As he did a little bit of wandering, he came and started talking to some people two rows ahead of me and their words indicated it was Colonel Moelmann. He started talking and I recognized one of his phrases from an article I read; something about the Rockette’s wouldn’t come because they cost $90,000.

I shoulda taken a picture, but I didn’t. Interestingly, nobody near me did either. I just couldn’t believe that the show’s star was coming out to greet his audience only about 15 minutes before the show.

Anyway, the show started with an introduction by Fr. Gus Franklin and Nelson Page. They were front and center on the stage, but that area wasn’t used again until the very end of the show.

After about a two-minute intro, Jack Moelmann came out and climbed onto the organ’s seating. For the period of his main playing time, he got on and off that thing about six times, each time we all wondered (and he wondered aloud) whether he was going to fall off the elevated perch.
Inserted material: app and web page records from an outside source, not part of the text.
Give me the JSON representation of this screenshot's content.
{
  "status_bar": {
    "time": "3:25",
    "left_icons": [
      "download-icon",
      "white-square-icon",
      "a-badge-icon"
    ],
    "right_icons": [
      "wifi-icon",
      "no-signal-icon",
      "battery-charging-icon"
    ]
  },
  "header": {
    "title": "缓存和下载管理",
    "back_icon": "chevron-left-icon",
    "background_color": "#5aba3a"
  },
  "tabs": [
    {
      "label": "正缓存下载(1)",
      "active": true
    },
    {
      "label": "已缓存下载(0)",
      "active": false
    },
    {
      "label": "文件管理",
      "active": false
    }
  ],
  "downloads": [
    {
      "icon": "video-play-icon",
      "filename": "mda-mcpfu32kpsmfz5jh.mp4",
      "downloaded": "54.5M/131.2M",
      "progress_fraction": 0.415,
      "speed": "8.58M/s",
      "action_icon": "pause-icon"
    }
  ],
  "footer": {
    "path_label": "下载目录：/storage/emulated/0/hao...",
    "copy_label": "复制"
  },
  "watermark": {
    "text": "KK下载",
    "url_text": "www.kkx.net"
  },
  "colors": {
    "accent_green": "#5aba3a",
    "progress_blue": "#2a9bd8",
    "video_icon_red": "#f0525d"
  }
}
There didn’t seem to be much room between the back of his (movable) bench and the edge of the perch. How he didn’t fall at some point remains a mystery. Of course, the guy was probably walking on clouds anyway.

Colonel Moelmann wasn’t alone in his playing. Early on, he was joined by Russell Holmes (the pianist for the Queen Mary 2 liner) playing on the organ consol to the right. I tried to get a photo of it, but no luck.

The Colonel played for about twenty minutes or so. Most of his repetoire was pretty standard songs from the thirties and on. His first one: The Trolley Song from “Meet Me in St. Louis”. One of the most modern ones? Rubber Ducky. He did some Cole Porter, too.

He was followed by a fellow organist, Walt Strony. The picture below is pretty much the sort of thing we saw all evening. During his conversation with the audience, Colonel Moelmann stated that one of the “rules of show business” is not to turn your back on the audience. Well, with the Radio City setup, there was no way to not have your back to the audience.

The next organist was Lew Williams. The next picture is such that both he and Walt Strony were hard to tell apart.

At the very end, they went to the main stage and Col. Moelmann was presented with an award from the Theatre Organ Society International. The members of his Church sent flowers and the Colonel told us to get out.

The program itself was pretty standard. There was the first medley from Moelmann. He was joined by Russell Holmes for a few tunes. Walt Strony and Lew Williams did a few themselves, giving the Colonel a chance to take a breather. He came back to lead a sing-along. There was an intermission and then each of the four did some more playing. Plus, Fr. Franklin played some at the end with Moelmann.  There was one classical piece performed, I believe by Williams.  Lots of Broadway tunes.

One or two items. His playing was fine, but his three main accompanists were much sharper. No problem. Second, there was so many other sounds coming along with the organ playing that it seemed that the organ was played almost as much as a synthesizer than just a regular organ. I don’t know these things, but some of the sounds were such that they may have been recorded to play at the touch of a button rather than the sound changing because of the flick of a switch. For example, some bell-type sounds were very fast and there didn’t seem to be any corresponding movement in the organists bodies to show that they were being created on the fly.

But that’s of no consequence. It was good to see somebody’s dream come true. To his credit, the Colonel said that he his main dream was to entertain us, but however you cut it; seeing him do this accomplishment was one of the main entertainments of the evening.

-H